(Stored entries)
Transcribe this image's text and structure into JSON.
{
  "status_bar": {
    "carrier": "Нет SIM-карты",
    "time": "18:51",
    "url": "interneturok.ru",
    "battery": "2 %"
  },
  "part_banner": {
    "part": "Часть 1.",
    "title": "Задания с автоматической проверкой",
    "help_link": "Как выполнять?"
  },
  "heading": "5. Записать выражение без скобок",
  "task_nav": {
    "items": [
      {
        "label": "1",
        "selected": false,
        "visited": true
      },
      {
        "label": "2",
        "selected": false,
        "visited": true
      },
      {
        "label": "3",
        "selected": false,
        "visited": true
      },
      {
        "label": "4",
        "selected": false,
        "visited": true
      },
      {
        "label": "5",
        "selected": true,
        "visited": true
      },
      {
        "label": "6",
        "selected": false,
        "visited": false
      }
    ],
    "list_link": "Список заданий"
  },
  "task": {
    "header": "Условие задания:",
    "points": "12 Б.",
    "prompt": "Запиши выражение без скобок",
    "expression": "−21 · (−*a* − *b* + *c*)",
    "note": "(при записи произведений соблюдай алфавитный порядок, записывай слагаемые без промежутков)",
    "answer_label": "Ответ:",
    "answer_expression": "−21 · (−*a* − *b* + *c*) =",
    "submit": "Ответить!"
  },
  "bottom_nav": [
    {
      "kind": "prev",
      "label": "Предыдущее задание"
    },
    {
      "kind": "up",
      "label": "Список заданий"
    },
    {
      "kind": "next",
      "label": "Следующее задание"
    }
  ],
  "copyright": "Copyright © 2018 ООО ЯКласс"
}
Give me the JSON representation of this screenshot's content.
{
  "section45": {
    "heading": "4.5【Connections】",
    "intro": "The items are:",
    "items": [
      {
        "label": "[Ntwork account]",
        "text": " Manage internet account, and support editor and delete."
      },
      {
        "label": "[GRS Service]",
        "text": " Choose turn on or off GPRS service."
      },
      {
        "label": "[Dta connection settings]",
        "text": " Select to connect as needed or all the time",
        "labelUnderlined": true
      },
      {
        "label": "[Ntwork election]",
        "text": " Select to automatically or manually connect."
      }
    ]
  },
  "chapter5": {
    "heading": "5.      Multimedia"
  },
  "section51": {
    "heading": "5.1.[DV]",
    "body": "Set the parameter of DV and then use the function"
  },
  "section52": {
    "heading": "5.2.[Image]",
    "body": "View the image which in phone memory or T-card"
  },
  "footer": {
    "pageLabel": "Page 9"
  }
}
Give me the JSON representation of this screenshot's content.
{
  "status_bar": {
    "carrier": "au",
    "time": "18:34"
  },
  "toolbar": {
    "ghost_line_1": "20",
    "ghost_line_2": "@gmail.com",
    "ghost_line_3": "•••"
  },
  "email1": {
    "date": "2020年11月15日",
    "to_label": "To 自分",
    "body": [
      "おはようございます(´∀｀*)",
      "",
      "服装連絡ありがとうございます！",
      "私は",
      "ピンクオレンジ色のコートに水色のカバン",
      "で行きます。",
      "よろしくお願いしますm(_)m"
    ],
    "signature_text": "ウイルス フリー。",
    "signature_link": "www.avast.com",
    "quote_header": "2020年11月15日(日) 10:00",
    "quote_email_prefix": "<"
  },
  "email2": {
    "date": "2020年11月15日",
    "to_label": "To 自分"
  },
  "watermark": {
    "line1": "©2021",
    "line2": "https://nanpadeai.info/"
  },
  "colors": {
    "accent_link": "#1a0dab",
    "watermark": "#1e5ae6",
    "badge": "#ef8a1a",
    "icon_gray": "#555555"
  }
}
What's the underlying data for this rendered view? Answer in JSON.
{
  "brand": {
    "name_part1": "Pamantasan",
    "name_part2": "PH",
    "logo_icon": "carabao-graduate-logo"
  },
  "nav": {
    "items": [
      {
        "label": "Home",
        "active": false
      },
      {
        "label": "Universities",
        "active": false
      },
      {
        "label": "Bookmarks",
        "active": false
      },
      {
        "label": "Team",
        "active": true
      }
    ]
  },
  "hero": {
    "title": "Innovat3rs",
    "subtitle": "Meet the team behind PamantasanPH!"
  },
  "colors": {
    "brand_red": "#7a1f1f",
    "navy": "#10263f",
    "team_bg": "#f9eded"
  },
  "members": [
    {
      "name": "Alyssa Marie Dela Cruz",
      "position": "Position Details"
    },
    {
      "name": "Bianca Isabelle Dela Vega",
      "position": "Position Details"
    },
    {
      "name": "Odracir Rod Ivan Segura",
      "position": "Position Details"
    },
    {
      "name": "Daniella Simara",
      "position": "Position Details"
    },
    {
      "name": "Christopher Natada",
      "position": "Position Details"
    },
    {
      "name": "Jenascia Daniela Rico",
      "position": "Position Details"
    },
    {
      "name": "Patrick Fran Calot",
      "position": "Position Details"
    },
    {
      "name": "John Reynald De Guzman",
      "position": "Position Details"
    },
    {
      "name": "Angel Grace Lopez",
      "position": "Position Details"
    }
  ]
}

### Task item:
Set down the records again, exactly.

### Response to this exercise:
Transcribe this image's text and structure into JSON.
{
  "status_bar": {
    "carrier": "Нет SIM-карты",
    "time": "18:51",
    "url": "interneturok.ru",
    "battery": "2 %"
  },
  "part_banner": {
    "part": "Часть 1.",
    "title": "Задания с автоматической проверкой",
    "help_link": "Как выполнять?"
  },
  "heading": "5. Записать выражение без скобок",
  "task_nav": {
    "items": [
      {
        "label": "1",
        "selected": false,
        "visited": true
      },
      {
        "label": "2",
        "selected": false,
        "visited": true
      },
      {
        "label": "3",
        "selected": false,
        "visited": true
      },
      {
        "label": "4",
        "selected": false,
        "visited": true
      },
      {
        "label": "5",
        "selected": true,
        "visited": true
      },
      {
        "label": "6",
        "selected": false,
        "visited": false
      }
    ],
    "list_link": "Список заданий"
  },
  "task": {
    "header": "Условие задания:",
    "points": "12 Б.",
    "prompt": "Запиши выражение без скобок",
    "expression": "−21 · (−*a* − *b* + *c*)",
    "note": "(при записи произведений соблюдай алфавитный порядок, записывай слагаемые без промежутков)",
    "answer_label": "Ответ:",
    "answer_expression": "−21 · (−*a* − *b* + *c*) =",
    "submit": "Ответить!"
  },
  "bottom_nav": [
    {
      "kind": "prev",
      "label": "Предыдущее задание"
    },
    {
      "kind": "up",
      "label": "Список заданий"
    },
    {
      "kind": "next",
      "label": "Следующее задание"
    }
  ],
  "copyright": "Copyright © 2018 ООО ЯКласс"
}
Give me the JSON representation of this screenshot's content.
{
  "section45": {
    "heading": "4.5【Connections】",
    "intro": "The items are:",
    "items": [
      {
        "label": "[Ntwork account]",
        "text": " Manage internet account, and support editor and delete."
      },
      {
        "label": "[GRS Service]",
        "text": " Choose turn on or off GPRS service."
      },
      {
        "label": "[Dta connection settings]",
        "text": " Select to connect as needed or all the time",
        "labelUnderlined": true
      },
      {
        "label": "[Ntwork election]",
        "text": " Select to automatically or manually connect."
      }
    ]
  },
  "chapter5": {
    "heading": "5.      Multimedia"
  },
  "section51": {
    "heading": "5.1.[DV]",
    "body": "Set the parameter of DV and then use the function"
  },
  "section52": {
    "heading": "5.2.[Image]",
    "body": "View the image which in phone memory or T-card"
  },
  "footer": {
    "pageLabel": "Page 9"
  }
}
Give me the JSON representation of this screenshot's content.
{
  "status_bar": {
    "carrier": "au",
    "time": "18:34"
  },
  "toolbar": {
    "ghost_line_1": "20",
    "ghost_line_2": "@gmail.com",
    "ghost_line_3": "•••"
  },
  "email1": {
    "date": "2020年11月15日",
    "to_label": "To 自分",
    "body": [
      "おはようございます(´∀｀*)",
      "",
      "服装連絡ありがとうございます！",
      "私は",
      "ピンクオレンジ色のコートに水色のカバン",
      "で行きます。",
      "よろしくお願いしますm(_)m"
    ],
    "signature_text": "ウイルス フリー。",
    "signature_link": "www.avast.com",
    "quote_header": "2020年11月15日(日) 10:00",
    "quote_email_prefix": "<"
  },
  "email2": {
    "date": "2020年11月15日",
    "to_label": "To 自分"
  },
  "watermark": {
    "line1": "©2021",
    "line2": "https://nanpadeai.info/"
  },
  "colors": {
    "accent_link": "#1a0dab",
    "watermark": "#1e5ae6",
    "badge": "#ef8a1a",
    "icon_gray": "#555555"
  }
}
What's the underlying data for this rendered view? Answer in JSON.
{
  "brand": {
    "name_part1": "Pamantasan",
    "name_part2": "PH",
    "logo_icon": "carabao-graduate-logo"
  },
  "nav": {
    "items": [
      {
        "label": "Home",
        "active": false
      },
      {
        "label": "Universities",
        "active": false
      },
      {
        "label": "Bookmarks",
        "active": false
      },
      {
        "label": "Team",
        "active": true
      }
    ]
  },
  "hero": {
    "title": "Innovat3rs",
    "subtitle": "Meet the team behind PamantasanPH!"
  },
  "colors": {
    "brand_red": "#7a1f1f",
    "navy": "#10263f",
    "team_bg": "#f9eded"
  },
  "members": [
    {
      "name": "Alyssa Marie Dela Cruz",
      "position": "Position Details"
    },
    {
      "name": "Bianca Isabelle Dela Vega",
      "position": "Position Details"
    },
    {
      "name": "Odracir Rod Ivan Segura",
      "position": "Position Details"
    },
    {
      "name": "Daniella Simara",
      "position": "Position Details"
    },
    {
      "name": "Christopher Natada",
      "position": "Position Details"
    },
    {
      "name": "Jenascia Daniela Rico",
      "position": "Position Details"
    },
    {
      "name": "Patrick Fran Calot",
      "position": "Position Details"
    },
    {
      "name": "John Reynald De Guzman",
      "position": "Position Details"
    },
    {
      "name": "Angel Grace Lopez",
      "position": "Position Details"
    }
  ]
}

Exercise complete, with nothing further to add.